This paper focuses on the process of linguistic assimilation among post-1990 immigrants arriving in Israel under the Law of Return. We analyse levels of Hebrew proficiency among four immigrant groups (Ethiopia, Former Soviet Union [FSU], Middle Eastern and North African countries [MENA]) and countries in Europe and America [EUAM]) and by language of origin (Amharic, Russian, Spanish, English and French). The analysis is based on a data-set collected by the Central Bureau of Statistics: the post-1990 Immigrant Survey. Controlling for all relevant factors, the data reveal substantial differences across origin groups: immigrants of MENA and EUAM countries have higher probabilities of reporting the highest level of command of the language than their FSU and Ethiopian counterparts. Speakers of Spanish and French attain higher levels of Hebrew proficiency than speakers of Russian, English and Amharic. Apparently, the very existence of a large and residentially concentrated ethnic or linguistic community (as is the case for Ethiopian and FSU immigrants) becomes a potential disincentive for improving their Hebrew skills. The fact that English is a lingua franca understood and prized in Israel explains the slow process of English speakers' language acquisition. The findings are discussed in light of existing theories of linguistic assimilation.

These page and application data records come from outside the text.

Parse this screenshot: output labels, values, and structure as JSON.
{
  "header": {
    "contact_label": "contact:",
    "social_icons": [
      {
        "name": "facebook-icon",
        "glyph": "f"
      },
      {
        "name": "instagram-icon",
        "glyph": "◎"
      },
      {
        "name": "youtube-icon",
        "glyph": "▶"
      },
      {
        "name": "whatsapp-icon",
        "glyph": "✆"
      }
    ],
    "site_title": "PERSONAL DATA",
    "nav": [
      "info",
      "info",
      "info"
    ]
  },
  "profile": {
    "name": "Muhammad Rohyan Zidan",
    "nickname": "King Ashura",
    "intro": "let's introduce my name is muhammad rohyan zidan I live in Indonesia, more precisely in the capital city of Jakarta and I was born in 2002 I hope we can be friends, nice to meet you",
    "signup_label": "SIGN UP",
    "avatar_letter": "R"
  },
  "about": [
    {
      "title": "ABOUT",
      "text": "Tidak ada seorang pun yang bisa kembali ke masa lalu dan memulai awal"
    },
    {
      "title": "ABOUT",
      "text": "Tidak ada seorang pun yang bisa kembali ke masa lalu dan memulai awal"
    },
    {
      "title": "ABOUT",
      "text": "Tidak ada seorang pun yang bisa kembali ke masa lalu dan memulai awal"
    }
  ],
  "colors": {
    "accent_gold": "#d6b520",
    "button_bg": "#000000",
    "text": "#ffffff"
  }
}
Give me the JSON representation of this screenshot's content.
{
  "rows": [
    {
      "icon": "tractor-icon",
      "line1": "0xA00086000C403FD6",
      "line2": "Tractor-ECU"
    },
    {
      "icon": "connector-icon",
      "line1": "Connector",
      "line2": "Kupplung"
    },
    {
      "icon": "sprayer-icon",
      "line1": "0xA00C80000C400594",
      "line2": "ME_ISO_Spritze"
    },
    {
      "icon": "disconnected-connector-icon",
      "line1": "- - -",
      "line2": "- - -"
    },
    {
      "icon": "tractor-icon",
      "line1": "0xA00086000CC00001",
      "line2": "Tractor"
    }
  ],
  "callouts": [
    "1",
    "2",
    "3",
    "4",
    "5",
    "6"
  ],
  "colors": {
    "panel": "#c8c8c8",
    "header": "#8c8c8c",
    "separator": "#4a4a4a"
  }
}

Bibliographical noteFunding Information:
This work was supported by the Israeli Science Foundation [grant number 406/12].
© 2014 Taylor & Francis.
ASJC Scopus subject areas
- Arts and Humanities (miscellaneous)